Located in the city of the same name, this school offers an AAS program with graduation and employment rates of nearly 100 percent. Among the prerequisites for admission is at least 24 hours of experience as an employee or observer at a PT facility.
The 79-credit-hour program covers general education subjects as well as the following core courses: Anatomy and Physiology, Human Development, Introduction to PT, Patient Care Skills, Kinesiology, Physical Therapy Procedures, Pathology, and Rehabilitation. There are three clinical rotations and a seminar.
To be considered for admission to the occupational therapy assistant program here, a student must have already completed general education classes in English, math, humanities and fine arts, speech, psychology, and biology.
The AAS curriculum consists of 73 credit hours that take six semesters (more than two years) to complete. The final semester involves fieldwork.
The courses are Composition and Rhetoric, College Algebra, Anatomy & Physiology, Public Speaking, Introductory Psychology, Medical Terminology, Introductory Occupational Therapy, Growth & Development, Developmental Tasks, Analysis of Human Movement, Pediatric Issues, Physical Dysfunction, Therapeutic Adaptations, Psychosocial Dysfunction, Geriatric Issues, and Occupational Therapy Trends & Issues.
Fewer than two-thirds of those enrolled in this school’s AAS program graduate, but nearly all students who earn degrees pass the licensure tests and secure PTA employment. Applicants must have at least 24 hours of observation experience at physical therapy facilities.
Prerequisite courses in Composition and Rhetoric, College Algebra, Anatomy and Physiology, Physics, Psychology, and Human Development may be taken on any of CTC’s campuses or online. The four-semester, 76-credit-hour PTA program is available only on the North Metro campus.
The 76-credit-hour degree program here entails three semesters of coursework and an integrated clinic, followed by two long-term clinical experiences (36-40 hours per week) during the final semester.

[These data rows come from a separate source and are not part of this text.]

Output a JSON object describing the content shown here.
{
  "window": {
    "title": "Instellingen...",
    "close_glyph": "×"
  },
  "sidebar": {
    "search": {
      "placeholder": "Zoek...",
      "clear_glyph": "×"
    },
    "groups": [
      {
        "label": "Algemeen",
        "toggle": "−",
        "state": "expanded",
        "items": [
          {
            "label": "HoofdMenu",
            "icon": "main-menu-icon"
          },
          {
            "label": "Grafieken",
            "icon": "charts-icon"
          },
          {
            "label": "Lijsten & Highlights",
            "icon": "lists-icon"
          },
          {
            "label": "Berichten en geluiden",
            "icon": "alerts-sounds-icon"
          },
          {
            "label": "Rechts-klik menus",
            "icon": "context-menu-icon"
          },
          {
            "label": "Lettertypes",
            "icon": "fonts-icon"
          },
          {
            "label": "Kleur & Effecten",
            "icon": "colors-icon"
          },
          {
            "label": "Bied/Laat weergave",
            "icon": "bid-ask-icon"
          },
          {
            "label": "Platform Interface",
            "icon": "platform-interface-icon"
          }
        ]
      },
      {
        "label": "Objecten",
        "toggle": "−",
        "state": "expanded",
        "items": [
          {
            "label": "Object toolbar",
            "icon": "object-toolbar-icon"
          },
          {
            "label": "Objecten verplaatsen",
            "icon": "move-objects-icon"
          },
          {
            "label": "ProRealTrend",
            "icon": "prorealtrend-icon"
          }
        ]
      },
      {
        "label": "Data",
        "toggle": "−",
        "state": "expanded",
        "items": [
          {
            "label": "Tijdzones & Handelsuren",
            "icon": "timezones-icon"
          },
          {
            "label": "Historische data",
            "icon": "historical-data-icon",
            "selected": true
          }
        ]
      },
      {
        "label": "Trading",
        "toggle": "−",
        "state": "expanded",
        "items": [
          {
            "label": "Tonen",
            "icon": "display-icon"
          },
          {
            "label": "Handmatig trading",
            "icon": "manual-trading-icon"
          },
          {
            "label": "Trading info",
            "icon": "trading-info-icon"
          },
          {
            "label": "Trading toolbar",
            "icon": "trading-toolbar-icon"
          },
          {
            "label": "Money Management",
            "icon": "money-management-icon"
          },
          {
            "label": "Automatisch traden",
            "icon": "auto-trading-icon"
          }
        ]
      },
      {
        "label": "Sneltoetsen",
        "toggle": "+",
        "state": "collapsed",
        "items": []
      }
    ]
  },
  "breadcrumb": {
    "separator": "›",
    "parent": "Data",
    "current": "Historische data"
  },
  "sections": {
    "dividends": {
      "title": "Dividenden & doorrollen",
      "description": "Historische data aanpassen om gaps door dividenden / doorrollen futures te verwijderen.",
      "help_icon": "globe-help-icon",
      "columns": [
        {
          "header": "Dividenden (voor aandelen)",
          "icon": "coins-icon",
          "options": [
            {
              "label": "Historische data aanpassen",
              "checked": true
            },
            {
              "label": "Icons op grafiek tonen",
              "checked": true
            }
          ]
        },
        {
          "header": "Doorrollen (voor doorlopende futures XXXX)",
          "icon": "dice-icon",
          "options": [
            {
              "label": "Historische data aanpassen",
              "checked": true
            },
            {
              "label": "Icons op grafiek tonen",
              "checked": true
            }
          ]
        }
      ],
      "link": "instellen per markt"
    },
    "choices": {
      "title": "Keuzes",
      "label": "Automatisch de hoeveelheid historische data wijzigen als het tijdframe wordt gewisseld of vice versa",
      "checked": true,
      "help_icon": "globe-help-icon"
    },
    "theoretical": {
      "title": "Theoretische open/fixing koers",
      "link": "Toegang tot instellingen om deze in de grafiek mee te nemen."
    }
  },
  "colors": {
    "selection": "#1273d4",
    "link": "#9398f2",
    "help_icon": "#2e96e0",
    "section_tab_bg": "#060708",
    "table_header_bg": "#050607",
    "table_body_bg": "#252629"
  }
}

Students receive classroom instruction and lab training in modern facilities that the school opened in 2018 on its Warner Robins campus. The initial requirement is to complete general education courses in Composition and Rhetoric, Introduction to Psychology, and Conceptual Physics; as well as a math class and a humanities / fine arts elective.
Core courses include Anatomy and Physiology, Human Development, Introduction to PT, Patient Care Skills, Kinesiology, PT Procedures, Pathology, and Rehabilitation.
Students may earn diplomas at various types of schools in different settings in Georgia. Large and small institutions, in rural and urban areas, offer PTA degrees.
The curricula generally feature general education classes, followed by core courses directly related to physical therapy. Students also work in labs, attend seminars, and get practical experience in PT facilities off campus.
The education and training that these programs provide give graduates all the knowledge and skills they need to pass licensure tests and become certified to become practitioners in Georgia.
The median pay for a Georgia PTA (neary $57,000 annually or more than $27 per hour) is approximately the same as the national average (about $57,500 or over $27.50).
The top 10 percent of earners in the Peach State make salaries of $77,000-plus a year or hourly wages over $37, a bit less than the nationwide median of about $79,500 or more than $38. The difference is more pronounced for the bottom 10 percent, who receive $28,000-plus or about $13.50 in Georgia, compared with about $37,000 or more than $17 nationally.
The number of positions for PTAs in the state will increase from 1,920 in 2016 to 2,670 in 2026, according to the U.S. Bureau of Labor Statistics. That would be a job-growth rate of 35 percent, better than the predicted 31 percent nationwide.
Sources: U.S. Bureau of Labor Statistics, CareerOneStop